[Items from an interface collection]
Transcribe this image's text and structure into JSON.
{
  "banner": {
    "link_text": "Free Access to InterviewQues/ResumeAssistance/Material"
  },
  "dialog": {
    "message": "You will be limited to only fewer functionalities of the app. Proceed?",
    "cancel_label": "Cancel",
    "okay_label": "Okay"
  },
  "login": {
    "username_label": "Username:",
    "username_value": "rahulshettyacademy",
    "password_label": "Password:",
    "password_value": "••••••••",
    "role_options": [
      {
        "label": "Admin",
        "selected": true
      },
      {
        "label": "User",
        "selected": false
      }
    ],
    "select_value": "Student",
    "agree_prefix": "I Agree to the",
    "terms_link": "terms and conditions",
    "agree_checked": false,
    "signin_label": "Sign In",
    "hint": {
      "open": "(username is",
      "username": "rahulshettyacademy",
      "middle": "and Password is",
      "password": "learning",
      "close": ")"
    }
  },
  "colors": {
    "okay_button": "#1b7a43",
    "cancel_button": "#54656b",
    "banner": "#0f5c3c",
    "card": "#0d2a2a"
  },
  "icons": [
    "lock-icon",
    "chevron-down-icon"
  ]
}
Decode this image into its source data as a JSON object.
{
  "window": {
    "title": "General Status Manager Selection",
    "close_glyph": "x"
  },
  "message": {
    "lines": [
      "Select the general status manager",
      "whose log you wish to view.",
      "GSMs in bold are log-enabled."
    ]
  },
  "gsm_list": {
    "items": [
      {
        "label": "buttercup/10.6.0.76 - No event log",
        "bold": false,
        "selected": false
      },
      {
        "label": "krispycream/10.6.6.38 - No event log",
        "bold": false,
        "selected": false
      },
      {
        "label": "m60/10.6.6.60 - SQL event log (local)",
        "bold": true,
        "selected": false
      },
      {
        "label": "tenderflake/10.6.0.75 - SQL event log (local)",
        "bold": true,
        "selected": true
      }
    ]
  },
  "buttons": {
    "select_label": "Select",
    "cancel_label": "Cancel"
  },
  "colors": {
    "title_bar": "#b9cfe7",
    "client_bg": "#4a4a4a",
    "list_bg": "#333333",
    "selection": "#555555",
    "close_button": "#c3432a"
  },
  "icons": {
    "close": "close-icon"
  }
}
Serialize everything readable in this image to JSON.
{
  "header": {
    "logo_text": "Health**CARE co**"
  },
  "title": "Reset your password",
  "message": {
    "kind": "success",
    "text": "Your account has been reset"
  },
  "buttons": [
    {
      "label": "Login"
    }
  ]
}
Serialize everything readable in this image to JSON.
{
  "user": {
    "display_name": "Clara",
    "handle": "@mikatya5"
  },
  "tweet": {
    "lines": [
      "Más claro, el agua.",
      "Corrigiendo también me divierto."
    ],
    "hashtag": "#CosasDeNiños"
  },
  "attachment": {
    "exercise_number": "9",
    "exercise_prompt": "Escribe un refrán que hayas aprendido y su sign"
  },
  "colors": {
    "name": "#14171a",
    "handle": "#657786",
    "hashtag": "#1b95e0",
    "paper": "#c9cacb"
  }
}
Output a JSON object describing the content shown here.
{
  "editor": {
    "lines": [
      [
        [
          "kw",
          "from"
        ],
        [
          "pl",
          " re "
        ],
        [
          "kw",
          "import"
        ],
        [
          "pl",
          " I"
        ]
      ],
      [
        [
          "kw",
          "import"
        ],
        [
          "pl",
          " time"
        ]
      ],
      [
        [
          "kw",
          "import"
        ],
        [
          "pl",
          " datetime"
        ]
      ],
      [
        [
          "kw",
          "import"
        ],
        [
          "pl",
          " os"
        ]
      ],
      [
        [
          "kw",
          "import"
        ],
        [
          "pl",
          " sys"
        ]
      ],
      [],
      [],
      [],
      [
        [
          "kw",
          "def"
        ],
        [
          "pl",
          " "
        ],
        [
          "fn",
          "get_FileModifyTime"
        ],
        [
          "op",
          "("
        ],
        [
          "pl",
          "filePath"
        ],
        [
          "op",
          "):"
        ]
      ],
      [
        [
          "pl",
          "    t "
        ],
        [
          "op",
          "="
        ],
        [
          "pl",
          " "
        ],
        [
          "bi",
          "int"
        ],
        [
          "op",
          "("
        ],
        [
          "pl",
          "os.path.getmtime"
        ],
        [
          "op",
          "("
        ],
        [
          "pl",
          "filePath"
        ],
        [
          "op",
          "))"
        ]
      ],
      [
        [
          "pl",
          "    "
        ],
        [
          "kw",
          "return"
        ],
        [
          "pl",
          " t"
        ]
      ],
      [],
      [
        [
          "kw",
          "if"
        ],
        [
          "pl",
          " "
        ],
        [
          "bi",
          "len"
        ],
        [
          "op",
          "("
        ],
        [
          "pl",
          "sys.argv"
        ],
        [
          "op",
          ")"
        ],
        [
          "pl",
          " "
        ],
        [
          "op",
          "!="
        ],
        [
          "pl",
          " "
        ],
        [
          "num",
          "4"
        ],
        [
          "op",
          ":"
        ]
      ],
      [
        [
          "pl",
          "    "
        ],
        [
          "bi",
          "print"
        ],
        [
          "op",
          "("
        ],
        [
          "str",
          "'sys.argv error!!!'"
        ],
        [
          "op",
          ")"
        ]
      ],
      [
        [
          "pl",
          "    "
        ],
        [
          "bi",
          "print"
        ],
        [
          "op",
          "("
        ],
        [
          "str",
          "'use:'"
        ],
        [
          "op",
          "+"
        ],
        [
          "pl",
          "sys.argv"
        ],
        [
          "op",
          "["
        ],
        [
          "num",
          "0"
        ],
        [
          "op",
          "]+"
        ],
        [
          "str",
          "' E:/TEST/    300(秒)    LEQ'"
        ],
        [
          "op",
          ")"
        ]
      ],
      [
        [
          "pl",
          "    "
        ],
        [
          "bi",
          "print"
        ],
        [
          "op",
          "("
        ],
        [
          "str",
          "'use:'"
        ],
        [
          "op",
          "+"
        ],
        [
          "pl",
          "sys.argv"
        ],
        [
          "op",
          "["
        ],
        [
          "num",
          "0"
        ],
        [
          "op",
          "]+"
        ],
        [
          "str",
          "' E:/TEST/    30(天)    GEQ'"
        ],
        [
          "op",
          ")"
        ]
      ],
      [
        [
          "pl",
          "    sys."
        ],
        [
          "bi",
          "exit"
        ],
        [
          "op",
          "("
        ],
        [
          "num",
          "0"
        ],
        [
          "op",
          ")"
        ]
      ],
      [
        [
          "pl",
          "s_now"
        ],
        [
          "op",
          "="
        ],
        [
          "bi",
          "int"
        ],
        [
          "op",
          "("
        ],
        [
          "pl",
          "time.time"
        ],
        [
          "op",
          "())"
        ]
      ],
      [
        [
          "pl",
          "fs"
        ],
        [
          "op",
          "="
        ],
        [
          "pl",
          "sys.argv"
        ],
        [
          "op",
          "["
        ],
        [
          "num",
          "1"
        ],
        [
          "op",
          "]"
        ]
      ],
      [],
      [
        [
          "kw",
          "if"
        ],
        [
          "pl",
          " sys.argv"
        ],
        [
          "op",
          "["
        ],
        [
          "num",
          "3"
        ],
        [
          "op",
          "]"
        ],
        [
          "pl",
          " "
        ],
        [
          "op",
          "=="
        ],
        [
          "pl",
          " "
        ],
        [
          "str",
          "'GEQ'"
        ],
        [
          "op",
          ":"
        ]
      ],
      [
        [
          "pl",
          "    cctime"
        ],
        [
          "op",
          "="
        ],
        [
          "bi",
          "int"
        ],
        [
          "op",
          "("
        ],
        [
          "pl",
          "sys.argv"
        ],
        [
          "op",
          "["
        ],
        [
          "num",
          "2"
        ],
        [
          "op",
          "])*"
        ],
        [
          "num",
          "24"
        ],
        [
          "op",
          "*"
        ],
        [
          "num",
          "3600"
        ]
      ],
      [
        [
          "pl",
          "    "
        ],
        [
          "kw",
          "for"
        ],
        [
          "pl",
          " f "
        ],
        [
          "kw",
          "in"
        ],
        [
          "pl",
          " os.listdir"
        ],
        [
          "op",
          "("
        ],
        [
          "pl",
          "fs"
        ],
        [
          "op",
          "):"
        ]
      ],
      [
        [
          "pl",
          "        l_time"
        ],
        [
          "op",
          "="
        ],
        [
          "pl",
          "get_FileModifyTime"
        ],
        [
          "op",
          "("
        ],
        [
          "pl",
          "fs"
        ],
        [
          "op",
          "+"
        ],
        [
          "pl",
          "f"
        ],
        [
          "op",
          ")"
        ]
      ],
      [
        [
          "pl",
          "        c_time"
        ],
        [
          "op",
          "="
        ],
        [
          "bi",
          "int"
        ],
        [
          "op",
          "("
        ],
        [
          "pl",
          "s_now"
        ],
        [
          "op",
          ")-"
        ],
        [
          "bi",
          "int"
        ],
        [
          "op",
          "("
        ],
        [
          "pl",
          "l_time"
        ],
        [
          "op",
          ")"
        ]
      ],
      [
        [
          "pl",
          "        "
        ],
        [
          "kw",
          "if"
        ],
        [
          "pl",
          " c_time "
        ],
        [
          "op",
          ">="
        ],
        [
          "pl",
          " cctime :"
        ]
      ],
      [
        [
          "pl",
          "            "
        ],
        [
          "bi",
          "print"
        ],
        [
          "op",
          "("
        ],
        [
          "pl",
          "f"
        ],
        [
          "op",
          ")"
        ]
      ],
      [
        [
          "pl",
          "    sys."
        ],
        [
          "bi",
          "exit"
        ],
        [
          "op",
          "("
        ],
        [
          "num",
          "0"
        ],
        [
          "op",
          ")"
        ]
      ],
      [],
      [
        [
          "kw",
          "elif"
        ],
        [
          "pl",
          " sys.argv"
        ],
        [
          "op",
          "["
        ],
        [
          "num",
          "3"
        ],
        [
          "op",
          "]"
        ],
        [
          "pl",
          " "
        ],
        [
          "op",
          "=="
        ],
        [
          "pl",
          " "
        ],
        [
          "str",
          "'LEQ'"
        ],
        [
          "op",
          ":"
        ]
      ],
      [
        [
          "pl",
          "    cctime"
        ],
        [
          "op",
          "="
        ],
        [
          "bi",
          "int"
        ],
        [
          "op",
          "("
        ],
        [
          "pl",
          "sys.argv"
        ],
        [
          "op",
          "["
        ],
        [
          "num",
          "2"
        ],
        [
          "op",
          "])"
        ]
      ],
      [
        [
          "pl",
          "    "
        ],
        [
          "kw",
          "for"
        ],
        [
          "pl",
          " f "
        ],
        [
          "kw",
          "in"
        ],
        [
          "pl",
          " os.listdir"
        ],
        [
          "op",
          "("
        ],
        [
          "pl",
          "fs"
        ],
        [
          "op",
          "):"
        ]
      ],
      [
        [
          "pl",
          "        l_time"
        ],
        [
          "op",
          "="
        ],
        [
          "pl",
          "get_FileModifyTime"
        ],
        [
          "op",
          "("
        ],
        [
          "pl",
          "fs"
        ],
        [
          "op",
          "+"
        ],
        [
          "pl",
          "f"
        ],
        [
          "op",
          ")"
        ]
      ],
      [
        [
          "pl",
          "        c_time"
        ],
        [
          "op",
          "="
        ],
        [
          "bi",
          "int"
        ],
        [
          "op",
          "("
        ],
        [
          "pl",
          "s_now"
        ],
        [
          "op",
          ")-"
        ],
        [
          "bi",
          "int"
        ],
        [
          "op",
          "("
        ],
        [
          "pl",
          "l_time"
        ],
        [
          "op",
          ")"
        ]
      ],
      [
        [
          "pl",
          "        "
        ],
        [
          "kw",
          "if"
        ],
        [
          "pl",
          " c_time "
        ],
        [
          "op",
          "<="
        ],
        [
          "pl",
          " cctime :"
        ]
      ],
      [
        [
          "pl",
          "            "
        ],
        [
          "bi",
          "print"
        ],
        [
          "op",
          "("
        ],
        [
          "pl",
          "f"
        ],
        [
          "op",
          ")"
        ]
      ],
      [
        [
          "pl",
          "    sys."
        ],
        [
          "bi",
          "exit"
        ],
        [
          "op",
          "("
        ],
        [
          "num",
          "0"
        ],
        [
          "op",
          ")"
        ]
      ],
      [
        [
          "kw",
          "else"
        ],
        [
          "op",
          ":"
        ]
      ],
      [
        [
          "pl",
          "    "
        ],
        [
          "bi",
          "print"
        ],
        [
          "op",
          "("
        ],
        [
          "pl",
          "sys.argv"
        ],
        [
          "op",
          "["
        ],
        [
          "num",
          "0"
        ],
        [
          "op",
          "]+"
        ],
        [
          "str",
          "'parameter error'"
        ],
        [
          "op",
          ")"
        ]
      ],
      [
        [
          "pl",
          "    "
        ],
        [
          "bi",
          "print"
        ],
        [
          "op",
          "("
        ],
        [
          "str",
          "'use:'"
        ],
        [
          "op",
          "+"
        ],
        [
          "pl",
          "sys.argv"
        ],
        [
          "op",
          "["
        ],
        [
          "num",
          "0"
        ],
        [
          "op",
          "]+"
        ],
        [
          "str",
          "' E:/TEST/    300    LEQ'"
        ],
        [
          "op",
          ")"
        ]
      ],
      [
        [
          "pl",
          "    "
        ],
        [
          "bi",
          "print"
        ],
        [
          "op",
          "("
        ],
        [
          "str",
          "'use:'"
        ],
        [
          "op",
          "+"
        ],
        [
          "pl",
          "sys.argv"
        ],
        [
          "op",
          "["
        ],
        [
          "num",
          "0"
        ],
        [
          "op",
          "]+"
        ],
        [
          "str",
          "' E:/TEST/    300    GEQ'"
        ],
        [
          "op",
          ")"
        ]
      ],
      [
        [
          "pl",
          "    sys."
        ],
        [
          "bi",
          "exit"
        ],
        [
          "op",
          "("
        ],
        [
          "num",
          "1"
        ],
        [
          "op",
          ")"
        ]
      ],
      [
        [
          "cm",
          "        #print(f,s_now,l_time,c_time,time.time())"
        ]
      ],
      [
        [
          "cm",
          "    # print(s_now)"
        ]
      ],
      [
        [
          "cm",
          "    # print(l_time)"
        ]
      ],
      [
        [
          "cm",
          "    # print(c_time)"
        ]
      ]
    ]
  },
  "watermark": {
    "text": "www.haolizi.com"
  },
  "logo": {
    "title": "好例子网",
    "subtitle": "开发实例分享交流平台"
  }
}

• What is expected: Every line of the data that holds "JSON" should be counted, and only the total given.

• Answer for this exercise: 5